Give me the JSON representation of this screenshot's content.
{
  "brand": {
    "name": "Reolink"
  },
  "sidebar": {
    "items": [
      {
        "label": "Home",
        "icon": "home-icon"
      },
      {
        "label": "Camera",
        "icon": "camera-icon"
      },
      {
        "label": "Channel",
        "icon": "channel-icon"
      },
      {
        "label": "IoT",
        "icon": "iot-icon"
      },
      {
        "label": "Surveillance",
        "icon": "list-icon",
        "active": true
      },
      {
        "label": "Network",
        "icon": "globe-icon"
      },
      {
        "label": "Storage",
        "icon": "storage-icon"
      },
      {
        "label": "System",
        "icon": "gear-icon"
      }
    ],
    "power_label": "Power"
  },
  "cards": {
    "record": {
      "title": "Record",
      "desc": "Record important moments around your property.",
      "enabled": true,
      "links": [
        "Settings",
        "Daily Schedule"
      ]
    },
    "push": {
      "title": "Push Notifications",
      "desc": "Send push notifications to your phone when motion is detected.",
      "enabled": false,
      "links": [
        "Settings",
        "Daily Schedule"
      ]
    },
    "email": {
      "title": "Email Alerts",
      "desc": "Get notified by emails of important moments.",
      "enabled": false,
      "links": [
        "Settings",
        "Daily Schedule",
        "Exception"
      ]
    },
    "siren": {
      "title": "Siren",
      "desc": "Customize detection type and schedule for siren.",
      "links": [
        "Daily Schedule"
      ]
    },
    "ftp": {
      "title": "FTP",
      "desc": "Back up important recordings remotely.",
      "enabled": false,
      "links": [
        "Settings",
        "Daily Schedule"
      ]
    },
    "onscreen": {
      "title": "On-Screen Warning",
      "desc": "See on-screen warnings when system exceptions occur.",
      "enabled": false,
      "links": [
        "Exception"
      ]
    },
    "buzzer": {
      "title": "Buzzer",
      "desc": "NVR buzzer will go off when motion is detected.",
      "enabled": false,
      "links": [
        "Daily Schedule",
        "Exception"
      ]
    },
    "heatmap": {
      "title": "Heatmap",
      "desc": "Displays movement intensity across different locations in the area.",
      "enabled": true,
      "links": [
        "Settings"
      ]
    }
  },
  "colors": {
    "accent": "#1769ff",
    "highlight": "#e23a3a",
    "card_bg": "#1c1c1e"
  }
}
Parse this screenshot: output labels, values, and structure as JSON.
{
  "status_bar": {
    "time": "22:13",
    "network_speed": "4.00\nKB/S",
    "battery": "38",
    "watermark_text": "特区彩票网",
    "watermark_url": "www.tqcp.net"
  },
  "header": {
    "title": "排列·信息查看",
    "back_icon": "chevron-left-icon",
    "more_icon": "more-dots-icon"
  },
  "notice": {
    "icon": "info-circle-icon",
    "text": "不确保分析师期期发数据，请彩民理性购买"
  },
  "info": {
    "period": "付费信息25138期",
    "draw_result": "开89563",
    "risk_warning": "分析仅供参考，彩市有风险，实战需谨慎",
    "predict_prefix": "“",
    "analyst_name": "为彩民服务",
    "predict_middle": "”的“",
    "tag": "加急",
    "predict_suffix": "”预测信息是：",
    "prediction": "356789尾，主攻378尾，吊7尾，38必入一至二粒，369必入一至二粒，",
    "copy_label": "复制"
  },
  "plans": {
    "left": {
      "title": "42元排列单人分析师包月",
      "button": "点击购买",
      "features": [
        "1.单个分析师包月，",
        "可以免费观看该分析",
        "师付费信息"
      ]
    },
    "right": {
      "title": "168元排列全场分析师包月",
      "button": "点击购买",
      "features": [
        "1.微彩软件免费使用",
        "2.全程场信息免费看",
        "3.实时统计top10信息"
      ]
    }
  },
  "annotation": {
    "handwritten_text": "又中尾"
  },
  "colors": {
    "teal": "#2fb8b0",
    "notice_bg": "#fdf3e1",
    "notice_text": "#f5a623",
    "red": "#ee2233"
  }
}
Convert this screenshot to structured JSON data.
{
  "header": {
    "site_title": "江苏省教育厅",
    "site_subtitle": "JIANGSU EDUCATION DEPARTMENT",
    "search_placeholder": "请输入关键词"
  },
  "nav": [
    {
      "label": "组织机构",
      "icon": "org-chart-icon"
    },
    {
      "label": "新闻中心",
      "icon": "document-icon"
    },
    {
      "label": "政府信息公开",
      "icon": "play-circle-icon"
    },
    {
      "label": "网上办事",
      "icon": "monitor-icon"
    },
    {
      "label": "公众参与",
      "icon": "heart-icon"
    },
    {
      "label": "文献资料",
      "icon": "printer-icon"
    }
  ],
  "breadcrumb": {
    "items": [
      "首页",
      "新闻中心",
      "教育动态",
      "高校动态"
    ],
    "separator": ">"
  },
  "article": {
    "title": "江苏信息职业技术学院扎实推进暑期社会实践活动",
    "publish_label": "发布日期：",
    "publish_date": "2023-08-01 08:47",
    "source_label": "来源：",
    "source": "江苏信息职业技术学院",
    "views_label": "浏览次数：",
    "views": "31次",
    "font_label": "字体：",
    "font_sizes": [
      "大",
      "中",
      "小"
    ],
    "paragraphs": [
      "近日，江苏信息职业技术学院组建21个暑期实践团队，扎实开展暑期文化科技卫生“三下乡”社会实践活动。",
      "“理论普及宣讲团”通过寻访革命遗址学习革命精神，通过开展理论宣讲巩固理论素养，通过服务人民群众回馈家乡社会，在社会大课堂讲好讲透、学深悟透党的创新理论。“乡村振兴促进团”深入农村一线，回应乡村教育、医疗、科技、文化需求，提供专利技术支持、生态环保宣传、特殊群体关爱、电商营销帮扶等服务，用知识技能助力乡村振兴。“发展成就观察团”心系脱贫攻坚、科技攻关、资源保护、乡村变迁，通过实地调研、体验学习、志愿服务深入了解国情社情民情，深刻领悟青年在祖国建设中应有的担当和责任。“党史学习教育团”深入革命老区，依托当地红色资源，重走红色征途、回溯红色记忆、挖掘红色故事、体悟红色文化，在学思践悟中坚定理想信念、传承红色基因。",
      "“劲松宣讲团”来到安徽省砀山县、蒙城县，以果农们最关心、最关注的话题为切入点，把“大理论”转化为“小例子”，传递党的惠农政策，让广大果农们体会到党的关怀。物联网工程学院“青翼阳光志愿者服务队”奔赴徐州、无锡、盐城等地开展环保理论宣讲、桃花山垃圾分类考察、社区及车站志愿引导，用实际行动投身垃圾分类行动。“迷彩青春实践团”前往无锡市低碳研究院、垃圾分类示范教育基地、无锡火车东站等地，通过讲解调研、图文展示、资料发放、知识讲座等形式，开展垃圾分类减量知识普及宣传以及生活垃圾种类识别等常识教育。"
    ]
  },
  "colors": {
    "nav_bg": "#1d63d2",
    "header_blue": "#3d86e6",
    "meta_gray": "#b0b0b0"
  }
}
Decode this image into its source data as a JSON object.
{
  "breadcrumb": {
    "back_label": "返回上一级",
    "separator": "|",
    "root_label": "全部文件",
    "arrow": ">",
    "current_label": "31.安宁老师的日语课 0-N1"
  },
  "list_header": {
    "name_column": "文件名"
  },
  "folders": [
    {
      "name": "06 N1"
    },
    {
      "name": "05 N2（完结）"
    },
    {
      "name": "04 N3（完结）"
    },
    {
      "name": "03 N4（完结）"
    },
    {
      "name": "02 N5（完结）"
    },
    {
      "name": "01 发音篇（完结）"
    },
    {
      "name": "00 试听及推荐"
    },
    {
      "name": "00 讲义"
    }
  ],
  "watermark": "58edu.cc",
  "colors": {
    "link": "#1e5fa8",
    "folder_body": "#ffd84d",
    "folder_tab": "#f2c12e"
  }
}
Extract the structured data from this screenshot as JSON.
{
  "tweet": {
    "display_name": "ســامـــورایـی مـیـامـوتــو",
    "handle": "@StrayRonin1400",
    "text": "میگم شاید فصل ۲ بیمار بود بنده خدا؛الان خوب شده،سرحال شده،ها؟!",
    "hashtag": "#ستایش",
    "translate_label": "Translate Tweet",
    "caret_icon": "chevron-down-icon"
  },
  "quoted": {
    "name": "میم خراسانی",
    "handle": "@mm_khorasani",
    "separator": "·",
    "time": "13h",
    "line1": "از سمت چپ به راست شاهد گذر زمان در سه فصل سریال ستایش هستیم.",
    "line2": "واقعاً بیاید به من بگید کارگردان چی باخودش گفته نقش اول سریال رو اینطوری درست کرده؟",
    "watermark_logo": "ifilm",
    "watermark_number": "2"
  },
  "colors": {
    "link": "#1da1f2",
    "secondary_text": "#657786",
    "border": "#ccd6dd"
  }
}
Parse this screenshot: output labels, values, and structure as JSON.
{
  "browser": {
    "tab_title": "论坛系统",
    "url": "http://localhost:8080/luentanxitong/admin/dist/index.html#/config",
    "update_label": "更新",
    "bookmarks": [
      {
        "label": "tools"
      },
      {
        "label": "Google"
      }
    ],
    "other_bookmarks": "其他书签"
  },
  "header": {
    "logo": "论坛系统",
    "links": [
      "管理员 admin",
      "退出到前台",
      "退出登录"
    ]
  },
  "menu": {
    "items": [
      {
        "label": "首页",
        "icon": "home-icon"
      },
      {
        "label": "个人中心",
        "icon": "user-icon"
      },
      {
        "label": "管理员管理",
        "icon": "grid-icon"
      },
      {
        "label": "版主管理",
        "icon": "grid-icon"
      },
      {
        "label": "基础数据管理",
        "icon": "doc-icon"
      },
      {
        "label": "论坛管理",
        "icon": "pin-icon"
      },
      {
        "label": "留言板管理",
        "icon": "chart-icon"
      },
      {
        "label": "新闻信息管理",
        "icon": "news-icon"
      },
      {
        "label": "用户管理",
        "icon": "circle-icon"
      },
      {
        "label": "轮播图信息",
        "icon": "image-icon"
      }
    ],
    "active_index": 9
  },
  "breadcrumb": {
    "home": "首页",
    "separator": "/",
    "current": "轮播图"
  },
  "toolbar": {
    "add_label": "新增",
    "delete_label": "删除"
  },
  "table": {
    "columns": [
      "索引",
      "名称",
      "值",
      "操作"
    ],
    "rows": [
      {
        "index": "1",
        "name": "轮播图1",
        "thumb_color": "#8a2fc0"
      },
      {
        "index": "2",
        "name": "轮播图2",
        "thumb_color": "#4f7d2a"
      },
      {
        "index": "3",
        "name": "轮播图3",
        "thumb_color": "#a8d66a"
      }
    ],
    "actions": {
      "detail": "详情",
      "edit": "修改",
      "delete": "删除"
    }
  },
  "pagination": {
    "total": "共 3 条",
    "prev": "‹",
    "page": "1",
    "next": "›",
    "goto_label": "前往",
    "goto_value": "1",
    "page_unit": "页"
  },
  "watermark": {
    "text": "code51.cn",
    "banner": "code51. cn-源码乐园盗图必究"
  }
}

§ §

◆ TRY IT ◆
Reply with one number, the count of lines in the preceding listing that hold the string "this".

◆ THE COMPLETED TASK ◆
6